Another balance manufacturer with proven dependability is Ohaus, headquartered in New Jersey. Their lab balances such as their flagship Explorer Line feature bright easy to ready displays, robust weigh modes, and a broad range of capacities. The Ohaus balance lineup covers not only analytical, precision, and portable lab balances, but also moisture analyzers, industrial scales, and calibration weights.
Sartorius Balances are built with the idea of customization in mind and nifty features such as detachable displays. The Sartorius lab balance line includes ultra micro balances and balances that tout high-tech features such as touch-free control draft shield control and automatic leveling for high-performance accuracy and precision.
Other Laboratory Manufacturers include offerings from Shimadzu, a leader in scientific equipment. Their lab balance lineup includes multiple analytical balances, moisture analyzers, and a hand anti-stactic devise to help prepare powders for processing. A&D balances are also a steadfast producer of not only lab scales, but also more specialized tools such as mass comparators, check weighers, counting scales, balances legal for trade, and explosion-proof scales for hazardous materials.

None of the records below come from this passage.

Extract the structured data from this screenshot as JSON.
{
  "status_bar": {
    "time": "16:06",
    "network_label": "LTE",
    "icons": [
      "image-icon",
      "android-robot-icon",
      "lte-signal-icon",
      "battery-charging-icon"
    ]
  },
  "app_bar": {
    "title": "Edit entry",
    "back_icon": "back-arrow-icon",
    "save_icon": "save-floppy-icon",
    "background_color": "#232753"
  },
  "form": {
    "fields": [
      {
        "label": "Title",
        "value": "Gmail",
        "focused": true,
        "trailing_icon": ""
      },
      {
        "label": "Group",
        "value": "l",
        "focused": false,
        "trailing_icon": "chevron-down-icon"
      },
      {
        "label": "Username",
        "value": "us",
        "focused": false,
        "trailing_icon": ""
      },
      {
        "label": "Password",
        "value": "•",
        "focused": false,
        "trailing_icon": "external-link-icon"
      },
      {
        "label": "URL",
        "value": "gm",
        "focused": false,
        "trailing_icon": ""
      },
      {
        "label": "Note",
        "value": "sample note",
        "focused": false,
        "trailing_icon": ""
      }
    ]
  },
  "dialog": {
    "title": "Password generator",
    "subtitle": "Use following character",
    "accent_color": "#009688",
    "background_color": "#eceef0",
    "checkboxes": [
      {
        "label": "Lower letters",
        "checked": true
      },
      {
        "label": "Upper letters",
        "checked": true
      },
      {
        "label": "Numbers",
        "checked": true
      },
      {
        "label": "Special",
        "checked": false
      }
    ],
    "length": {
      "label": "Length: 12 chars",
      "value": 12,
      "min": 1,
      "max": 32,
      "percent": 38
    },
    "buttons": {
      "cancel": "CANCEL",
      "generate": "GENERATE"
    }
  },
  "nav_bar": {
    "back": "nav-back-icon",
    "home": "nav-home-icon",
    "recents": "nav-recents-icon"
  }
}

The field of lab balances seems straightforward enough but as you look closers, there are many divisions and sub-divisions to the field that allow users to focus on the features they need the most. Over the years we’ve carried many balances from ultra micro to platform floor scales, and each that comes through has a lot to offer.
Every balance that comes through our doors is tested and verified with our know weights, so if it makes it to the website, you know it’s performing to standard. Our inventory of lab scales is also always changing, so if there’s a specific need you may not see a solution for, let us know we can help. We’re here to get the instrument that fits your need and your price point. Buying a gently used balance is also a great way to get more for your money. Contact us today to find out how we can help.